In order to answer these questions, Jitendra Ahirwal and Subodh Kumar Maiti from the Indian School of Mines, Dhanbad evaluated the changes in soil properties due to direct and indirect mining activities around Ananta open cast mine in Odisha. They collected soil samples from 5 different sites in 2008:
Joint Forest Management and Eco Development: Do these conservation interventions always achieve what they aspire?
PhD Candidate, National Centre for Biological Sciences (NCBS)

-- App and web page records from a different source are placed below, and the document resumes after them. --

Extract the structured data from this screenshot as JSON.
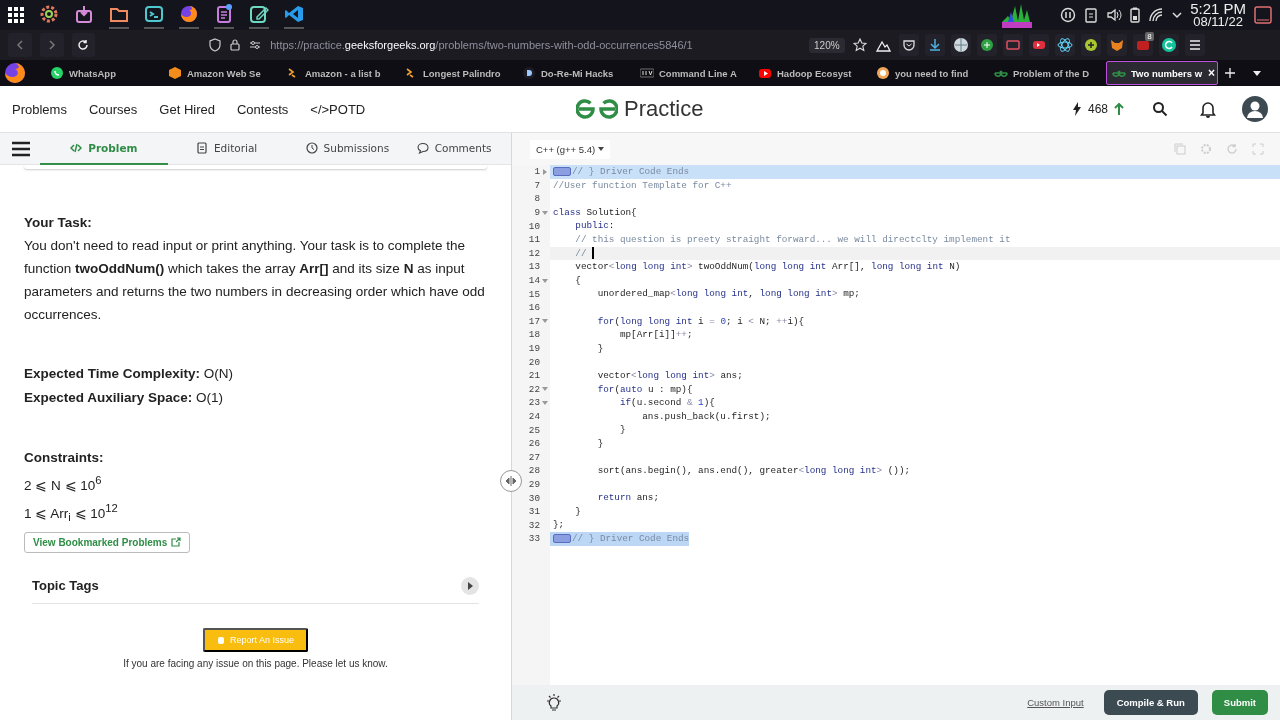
{
  "taskbar": {
    "time": "5:21 PM",
    "date": "08/11/22"
  },
  "browser": {
    "url": "https://practice.**geeksforgeeks.org**/problems/two-numbers-with-odd-occurrences5846/1",
    "zoom": "120%",
    "extension_badge": "8",
    "tab_close": "×",
    "tabs": [
      {
        "label": "WhatsApp",
        "selected": false
      },
      {
        "label": "Amazon Web Se",
        "selected": false
      },
      {
        "label": "Amazon - a list b",
        "selected": false
      },
      {
        "label": "Longest Palindro",
        "selected": false
      },
      {
        "label": "Do-Re-Mi Hacks",
        "selected": false
      },
      {
        "label": "Command Line A",
        "selected": false
      },
      {
        "label": "Hadoop Ecosyst",
        "selected": false
      },
      {
        "label": "you need to find",
        "selected": false
      },
      {
        "label": "Problem of the D",
        "selected": false
      },
      {
        "label": "Two numbers w",
        "selected": true
      }
    ]
  },
  "header": {
    "nav": [
      "Problems",
      "Courses",
      "Get Hired",
      "Contests",
      "</>POTD"
    ],
    "logo": "Practice",
    "score": "468"
  },
  "problem": {
    "tabs": [
      {
        "label": "Problem",
        "selected": true
      },
      {
        "label": "Editorial",
        "selected": false
      },
      {
        "label": "Submissions",
        "selected": false
      },
      {
        "label": "Comments",
        "selected": false
      }
    ],
    "task_heading": "Your Task:",
    "task_text": "You don't need to read input or print anything. Your task is to complete the function **twoOddNum()** which takes the array **Arr[]** and its size **N** as input parameters and returns the two numbers in decreasing order which have odd occurrences.",
    "complexity": [
      "**Expected Time Complexity:** O(N)",
      "**Expected Auxiliary Space:** O(1)"
    ],
    "constraints_heading": "Constraints:",
    "constraints": [
      "2 ⩽ N ⩽ 10$^{6}$",
      "1 ⩽ Arr$_{i}$ ⩽ 10$^{12}$"
    ],
    "bookmark_button": "View Bookmarked Problems",
    "topic_tags": "Topic Tags",
    "report_button": "Report An Issue",
    "report_note": "If you are facing any issue on this page. Please let us know."
  },
  "editor": {
    "language": "C++ (g++ 5.4)",
    "lines": [
      {
        "number": "1",
        "fold_arrow": true,
        "folded": true,
        "selected": true,
        "selection_past_end": true,
        "cursor": false,
        "segments": [
          {
            "kind": "comment",
            "text": "// } Driver Code Ends"
          }
        ]
      },
      {
        "number": "7",
        "fold_arrow": false,
        "folded": false,
        "selected": false,
        "selection_past_end": false,
        "cursor": false,
        "segments": [
          {
            "kind": "comment",
            "text": "//User function Template for C++"
          }
        ]
      },
      {
        "number": "8",
        "fold_arrow": false,
        "folded": false,
        "selected": false,
        "selection_past_end": false,
        "cursor": false
      },
      {
        "number": "9",
        "fold_arrow": true,
        "folded": false,
        "selected": false,
        "selection_past_end": false,
        "cursor": false,
        "segments": [
          {
            "kind": "keyword",
            "text": "class"
          },
          {
            "kind": "plain",
            "text": " Solution{"
          }
        ]
      },
      {
        "number": "10",
        "fold_arrow": false,
        "folded": false,
        "selected": false,
        "selection_past_end": false,
        "cursor": false,
        "segments": [
          {
            "kind": "keyword",
            "text": "    public"
          },
          {
            "kind": "plain",
            "text": ":"
          }
        ]
      },
      {
        "number": "11",
        "fold_arrow": false,
        "folded": false,
        "selected": false,
        "selection_past_end": false,
        "cursor": false,
        "segments": [
          {
            "kind": "comment",
            "text": "    // this question is preety straight forward... we will directclty implement it"
          }
        ]
      },
      {
        "number": "12",
        "fold_arrow": false,
        "folded": false,
        "selected": false,
        "selection_past_end": false,
        "cursor": true,
        "segments": [
          {
            "kind": "comment",
            "text": "    // "
          }
        ]
      },
      {
        "number": "13",
        "fold_arrow": false,
        "folded": false,
        "selected": false,
        "selection_past_end": false,
        "cursor": false,
        "segments": [
          {
            "kind": "plain",
            "text": "    vector"
          },
          {
            "kind": "operator",
            "text": "<"
          },
          {
            "kind": "keyword",
            "text": "long long int"
          },
          {
            "kind": "operator",
            "text": ">"
          },
          {
            "kind": "plain",
            "text": " twoOddNum("
          },
          {
            "kind": "keyword",
            "text": "long long int"
          },
          {
            "kind": "plain",
            "text": " Arr[], "
          },
          {
            "kind": "keyword",
            "text": "long long int"
          },
          {
            "kind": "plain",
            "text": " N)"
          }
        ]
      },
      {
        "number": "14",
        "fold_arrow": true,
        "folded": false,
        "selected": false,
        "selection_past_end": false,
        "cursor": false,
        "segments": [
          {
            "kind": "plain",
            "text": "    {"
          }
        ]
      },
      {
        "number": "15",
        "fold_arrow": false,
        "folded": false,
        "selected": false,
        "selection_past_end": false,
        "cursor": false,
        "segments": [
          {
            "kind": "plain",
            "text": "        unordered_map"
          },
          {
            "kind": "operator",
            "text": "<"
          },
          {
            "kind": "keyword",
            "text": "long long int"
          },
          {
            "kind": "plain",
            "text": ", "
          },
          {
            "kind": "keyword",
            "text": "long long int"
          },
          {
            "kind": "operator",
            "text": ">"
          },
          {
            "kind": "plain",
            "text": " mp;"
          }
        ]
      },
      {
        "number": "16",
        "fold_arrow": false,
        "folded": false,
        "selected": false,
        "selection_past_end": false,
        "cursor": false
      },
      {
        "number": "17",
        "fold_arrow": true,
        "folded": false,
        "selected": false,
        "selection_past_end": false,
        "cursor": false,
        "segments": [
          {
            "kind": "keyword",
            "text": "        for"
          },
          {
            "kind": "plain",
            "text": "("
          },
          {
            "kind": "keyword",
            "text": "long long int"
          },
          {
            "kind": "plain",
            "text": " i "
          },
          {
            "kind": "operator",
            "text": "="
          },
          {
            "kind": "number",
            "text": " 0"
          },
          {
            "kind": "plain",
            "text": "; i "
          },
          {
            "kind": "operator",
            "text": "<"
          },
          {
            "kind": "plain",
            "text": " N; "
          },
          {
            "kind": "operator",
            "text": "++"
          },
          {
            "kind": "plain",
            "text": "i){"
          }
        ]
      },
      {
        "number": "18",
        "fold_arrow": false,
        "folded": false,
        "selected": false,
        "selection_past_end": false,
        "cursor": false,
        "segments": [
          {
            "kind": "plain",
            "text": "            mp[Arr[i]]"
          },
          {
            "kind": "operator",
            "text": "++"
          },
          {
            "kind": "plain",
            "text": ";"
          }
        ]
      },
      {
        "number": "19",
        "fold_arrow": false,
        "folded": false,
        "selected": false,
        "selection_past_end": false,
        "cursor": false,
        "segments": [
          {
            "kind": "plain",
            "text": "        }"
          }
        ]
      },
      {
        "number": "20",
        "fold_arrow": false,
        "folded": false,
        "selected": false,
        "selection_past_end": false,
        "cursor": false
      },
      {
        "number": "21",
        "fold_arrow": false,
        "folded": false,
        "selected": false,
        "selection_past_end": false,
        "cursor": false,
        "segments": [
          {
            "kind": "plain",
            "text": "        vector"
          },
          {
            "kind": "operator",
            "text": "<"
          },
          {
            "kind": "keyword",
            "text": "long long int"
          },
          {
            "kind": "operator",
            "text": ">"
          },
          {
            "kind": "plain",
            "text": " ans;"
          }
        ]
      },
      {
        "number": "22",
        "fold_arrow": true,
        "folded": false,
        "selected": false,
        "selection_past_end": false,
        "cursor": false,
        "segments": [
          {
            "kind": "keyword",
            "text": "        for"
          },
          {
            "kind": "plain",
            "text": "("
          },
          {
            "kind": "keyword",
            "text": "auto"
          },
          {
            "kind": "plain",
            "text": " u : mp){"
          }
        ]
      },
      {
        "number": "23",
        "fold_arrow": true,
        "folded": false,
        "selected": false,
        "selection_past_end": false,
        "cursor": false,
        "segments": [
          {
            "kind": "keyword",
            "text": "            if"
          },
          {
            "kind": "plain",
            "text": "(u.second "
          },
          {
            "kind": "operator",
            "text": "&"
          },
          {
            "kind": "number",
            "text": " 1"
          },
          {
            "kind": "plain",
            "text": "){"
          }
        ]
      },
      {
        "number": "24",
        "fold_arrow": false,
        "folded": false,
        "selected": false,
        "selection_past_end": false,
        "cursor": false,
        "segments": [
          {
            "kind": "plain",
            "text": "                ans.push_back(u.first);"
          }
        ]
      },
      {
        "number": "25",
        "fold_arrow": false,
        "folded": false,
        "selected": false,
        "selection_past_end": false,
        "cursor": false,
        "segments": [
          {
            "kind": "plain",
            "text": "            }"
          }
        ]
      },
      {
        "number": "26",
        "fold_arrow": false,
        "folded": false,
        "selected": false,
        "selection_past_end": false,
        "cursor": false,
        "segments": [
          {
            "kind": "plain",
            "text": "        }"
          }
        ]
      },
      {
        "number": "27",
        "fold_arrow": false,
        "folded": false,
        "selected": false,
        "selection_past_end": false,
        "cursor": false
      },
      {
        "number": "28",
        "fold_arrow": false,
        "folded": false,
        "selected": false,
        "selection_past_end": false,
        "cursor": false,
        "segments": [
          {
            "kind": "plain",
            "text": "        sort(ans.begin(), ans.end(), greater"
          },
          {
            "kind": "operator",
            "text": "<"
          },
          {
            "kind": "keyword",
            "text": "long long int"
          },
          {
            "kind": "operator",
            "text": ">"
          },
          {
            "kind": "plain",
            "text": " ());"
          }
        ]
      },
      {
        "number": "29",
        "fold_arrow": false,
        "folded": false,
        "selected": false,
        "selection_past_end": false,
        "cursor": false
      },
      {
        "number": "30",
        "fold_arrow": false,
        "folded": false,
        "selected": false,
        "selection_past_end": false,
        "cursor": false,
        "segments": [
          {
            "kind": "keyword",
            "text": "        return"
          },
          {
            "kind": "plain",
            "text": " ans;"
          }
        ]
      },
      {
        "number": "31",
        "fold_arrow": false,
        "folded": false,
        "selected": false,
        "selection_past_end": false,
        "cursor": false,
        "segments": [
          {
            "kind": "plain",
            "text": "    }"
          }
        ]
      },
      {
        "number": "32",
        "fold_arrow": false,
        "folded": false,
        "selected": false,
        "selection_past_end": false,
        "cursor": false,
        "segments": [
          {
            "kind": "plain",
            "text": "};"
          }
        ]
      },
      {
        "number": "33",
        "fold_arrow": false,
        "folded": true,
        "selected": true,
        "selection_past_end": false,
        "cursor": false,
        "segments": [
          {
            "kind": "comment",
            "text": "// } Driver Code Ends"
          }
        ]
      }
    ],
    "custom_input": "Custom Input",
    "buttons": [
      "Compile & Run",
      "Submit"
    ]
  }
}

Participation by local communities has long been recognized as a key component of successful biodiversity conservation. The involvement of local communities in biodiversity management can have different purposes: from conflict management, to generating local community support for conservation and introducing local knowledge to management decisions. Participation can lead to positive attitudes of local people towards conservation, their pro-conservation behavior and ultimately positive changes in biodiversity indicators. The social and ecological conservation outcomes of community participation depend on several factors- the level of involvement of local people, their control over management decisions, interests of the local people and other stakeholders and institutional framework. Institutional framework depends on whether the initiative is ‘bottom-up’ - initiated by local people or ‘top-down’- initiated by the government or other external resources. Evaluation of the success of such initiatives is essential to ensure effective participation of communities and sustainable forest management.
In a case study published in the Regional Environmental Change journal in 2016, Biljana Macura and co-authors evaluated whether people’s involvement in forest management and conservation in a Tiger Reserve in India through two state-initiated incentive-based (top-down) interventions had an impact on selected social outcomes. The two participatory interventions evaluated were Joint Forest Management (JFM) and Eco-development (ED). The impact of these interventions on social outcomes were evaluated by measuring conservation knowledge of the local people, their attitudes towards biodiversity as well as trust in and satisfaction with the tiger reserve management authorities. The study was carried out in the buffer zone of Pench Tiger Reserve (PTR) in Madhya Pradesh.
Project Spotlight highlights our members' work in Central India.
|Network for Conserving Central India||